Blue Planet Aquarium
The Blue Planet Aquarium, in the Danish town of Kastrup, makes good use of materials in order to create the mood, atmosphere and experience of a watery, undersea world. Examples are aluminium, to create ethereal reflections, and acrylics forming underwater tunnels that appear ghost-thin but are actually extremely thick.
Designed by Danish studio 3XN, the form overall shape of the building was inspired by the movement of water, specifically a whirlpool. In order to clad the exterior of the building’s organic forms, more than 27,000 m² of coated aluminum were processed into 40,000 uniformly shaped shingles. Mimicking the scales of a fish, these diamond shapes were attached to the building using stainless steel clips, resulting in a continuously flowing façade. Produced by Novelis, the aluminium specified is a sea-water resistant alloy that is highly durable and appropriate for use in extreme climates. To create a natural look, the panels were coated with a clear lacquer that allows the aluminium to mirror the colours of the surrounding sky and sea, giving the museum’s façade a very varied expression, much like the ocean itself.
The circular entrance of the building features a glass ceiling that allows visitors to look up into a pool above. Natural sunlight filters through the pool of water, introducing visitors to the feeling of being immersed in the sea. From this foyer area, visitors can enter different dedicated sections of the aquarium, where one can admire over 20,000 different fish and marine animals.
The display of these aquatic animals, housed within 53 aquariums, requires a total of approximately seven million liters of a particularly important material: water. The seawater required for the cold salt-water aquariums is pumped in directly from through neighbouring ocean via a 1.7 km long tube. The pumped in seawater also is circulated throughout the building in order to keep the entire facility cool. To ensure a healthy environment for the fish, all water in the aquariums is filtered and sanitised every hour and then reused.
The largest aquarium inside the complex is the Ocean Tank, which measures 16 m long, 8 m high and weighs roughly 60 tons. Acrylic glazing, which is considered to be 10 to 20 times more impact-resistant than glass, was chosen to hold the aquarium’s four million liters of water. Despite its thickness of approximately 45 cm, the acrylic allows for spectacularly clear views of a variety of sealife, including hammerhead sharks measuring up to 7 meters in length.
The same custom cast acrylic was also used to create the ‘Ocean’ exhibit, a sea tunnel measuring 2.1 m high and 3 m wide that gives visitors the experience of being entirely surrounding by the ocean and its sealife. Like the Ocean Tank, the clarity of the acrylic gives the illusion that only a very thin layer separates the visitor from the aquatic environment beyond.
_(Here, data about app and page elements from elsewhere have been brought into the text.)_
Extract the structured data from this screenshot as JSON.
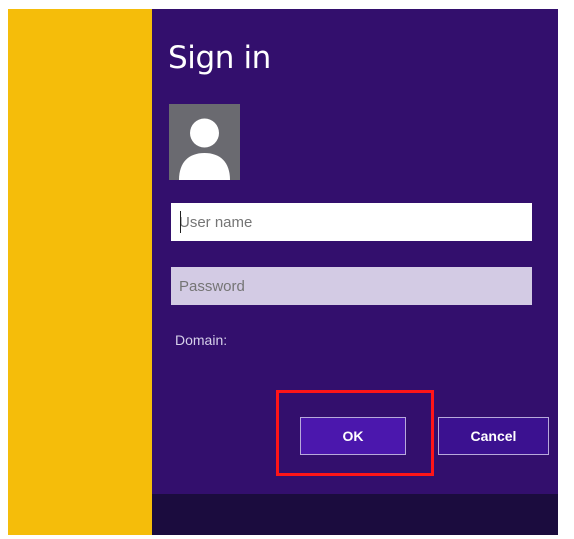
{
  "dialog": {
    "title": "Sign in",
    "username_placeholder": "User name",
    "password_placeholder": "Password",
    "domain_label": "Domain:",
    "ok_label": "OK",
    "cancel_label": "Cancel"
  },
  "colors": {
    "accent_panel": "#f5bd0a",
    "dialog_background": "#330f6d",
    "highlight": "#ff1518"
  },
  "icons": {
    "avatar": "user-avatar-icon"
  }
}
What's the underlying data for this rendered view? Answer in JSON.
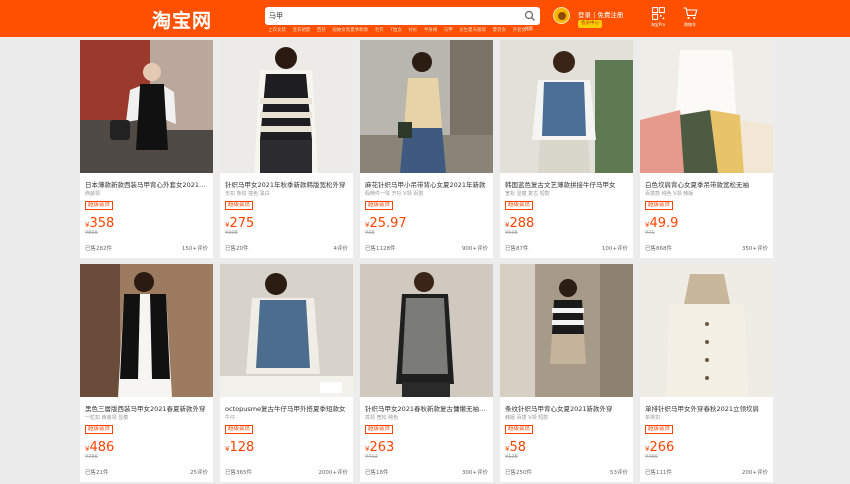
{
  "header": {
    "logo": "淘宝网",
    "search_value": "马甲",
    "search_label": "搜索",
    "hot_words": [
      "上衣女装",
      "连衣裙夏",
      "西装",
      "短袖女装夏季新款",
      "毛衣",
      "T恤女",
      "衬衫",
      "半身裙",
      "马甲",
      "女生夏天服装",
      "夏装女",
      "外套女"
    ],
    "login": "登录 | 免费注册",
    "member": "会员中心",
    "qr_label": "淘宝Pro",
    "cart_label": "购物车"
  },
  "products": [
    {
      "title": "日本薄款新款西装马甲背心外套女2021夏季新款",
      "tags": "西装领",
      "badge": "超级会员",
      "currency": "¥",
      "price": "358",
      "orig": "¥898",
      "sold": "已售282件",
      "reviews": "150+评价"
    },
    {
      "title": "针织马甲女2021年秋季新款韩版宽松外穿",
      "tags": "无扣 条纹 撞色 黑白",
      "badge": "超级会员",
      "currency": "¥",
      "price": "275",
      "orig": "¥398",
      "sold": "已售20件",
      "reviews": "4评价"
    },
    {
      "title": "麻花针织马甲小吊带背心女夏2021年新款",
      "tags": "假两件一体 开衫 V领 百搭",
      "badge": "超级会员",
      "currency": "¥",
      "price": "25.97",
      "orig": "¥38",
      "sold": "已售1128件",
      "reviews": "900+评价"
    },
    {
      "title": "韩国蓝色复古文艺薄款拼接牛仔马甲女",
      "tags": "宽松 显瘦 复古 短款",
      "badge": "超级会员",
      "currency": "¥",
      "price": "288",
      "orig": "¥598",
      "sold": "已售87件",
      "reviews": "100+评价"
    },
    {
      "title": "白色坎肩背心女夏季吊带款宽松无袖",
      "tags": "百搭款 纯色 V领 韩版",
      "badge": "超级会员",
      "currency": "¥",
      "price": "49.9",
      "orig": "¥71",
      "sold": "已售868件",
      "reviews": "350+评价"
    },
    {
      "title": "黑色三層版西装马甲女2021春夏新款外穿",
      "tags": "一粒扣 西装领 显瘦",
      "badge": "超级会员",
      "currency": "¥",
      "price": "486",
      "orig": "¥786",
      "sold": "已售21件",
      "reviews": "25评价"
    },
    {
      "title": "octopusme复古牛仔马甲外搭夏季短款女",
      "tags": "牛仔",
      "badge": "超级会员",
      "currency": "¥",
      "price": "128",
      "orig": "",
      "sold": "已售365件",
      "reviews": "2000+评价"
    },
    {
      "title": "针织马甲女2021春秋新款复古慵懒无袖毛衣",
      "tags": "高领 宽松 纯色",
      "badge": "超级会员",
      "currency": "¥",
      "price": "263",
      "orig": "¥412",
      "sold": "已售18件",
      "reviews": "300+评价"
    },
    {
      "title": "条纹针织马甲背心女夏2021新款外穿",
      "tags": "韩版 百搭 V领 短款",
      "badge": "超级会员",
      "currency": "¥",
      "price": "58",
      "orig": "¥128",
      "sold": "已售250件",
      "reviews": "53评价"
    },
    {
      "title": "单排针织马甲女外穿春秋2021立领坎肩",
      "tags": "单排扣",
      "badge": "超级会员",
      "currency": "¥",
      "price": "266",
      "orig": "¥486",
      "sold": "已售111件",
      "reviews": "200+评价"
    }
  ],
  "colors": {
    "brand": "#ff5000",
    "price": "#ff4400"
  },
  "icons": [
    "search-icon",
    "user-avatar-icon",
    "qr-code-icon",
    "cart-icon"
  ]
}
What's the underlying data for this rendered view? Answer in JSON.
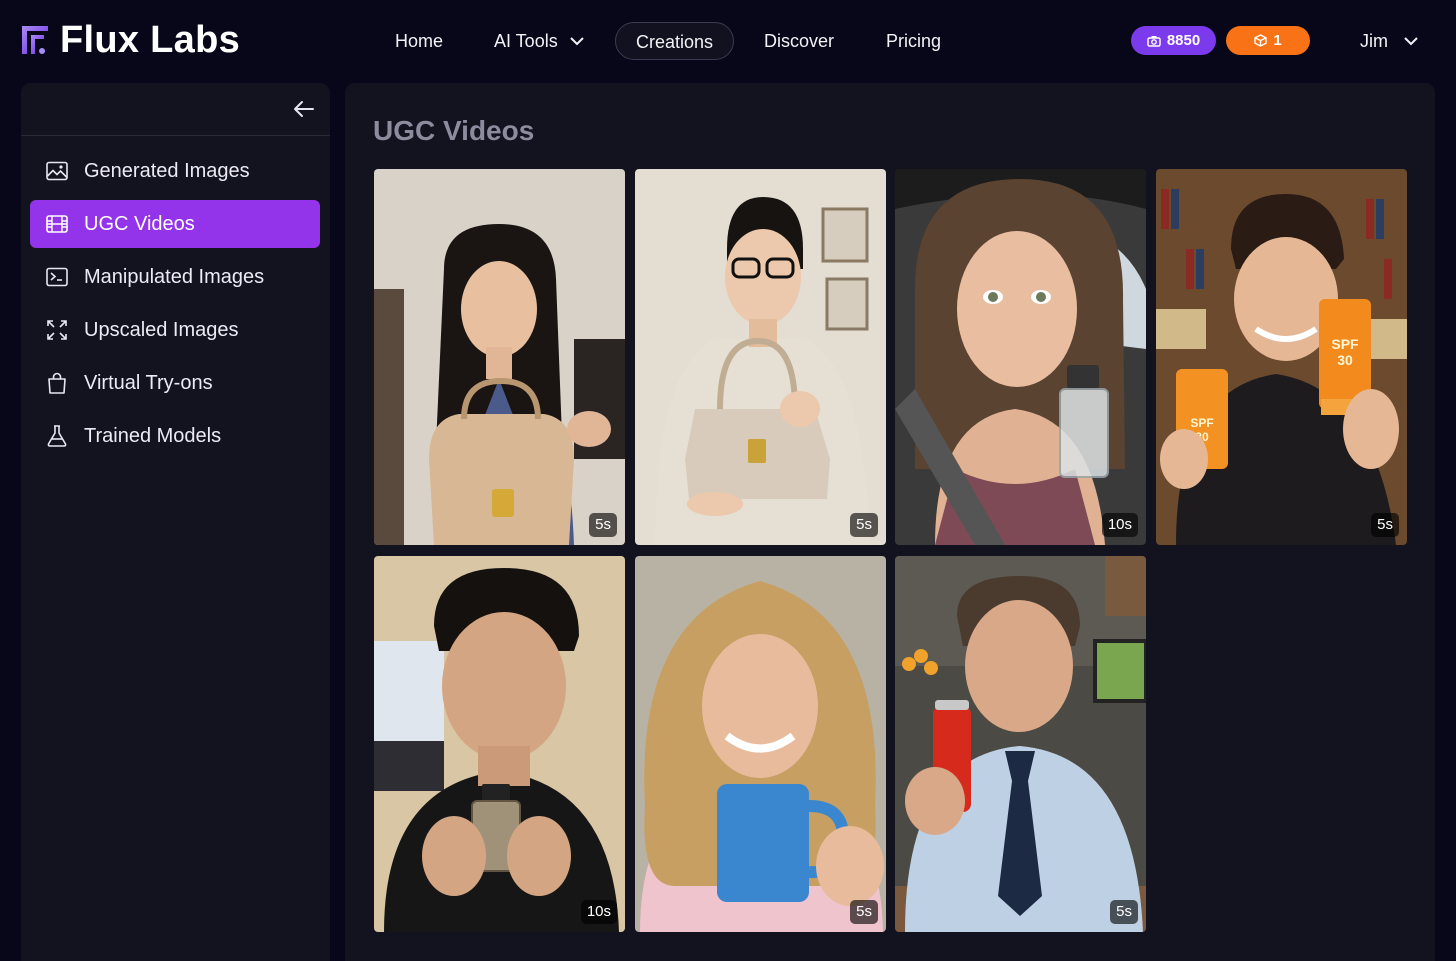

In reality, the acrylic used in the sea tunnel is over 12 cm thick.
Adding to the otherworldly atmosphere, exhibition designers Kvorning Design & Communication employed a mixture of light, sound, advanced AV-technology, projects, film, interactivity, graphics, illustrations and signs to enhance the visitor’s experience of life under water.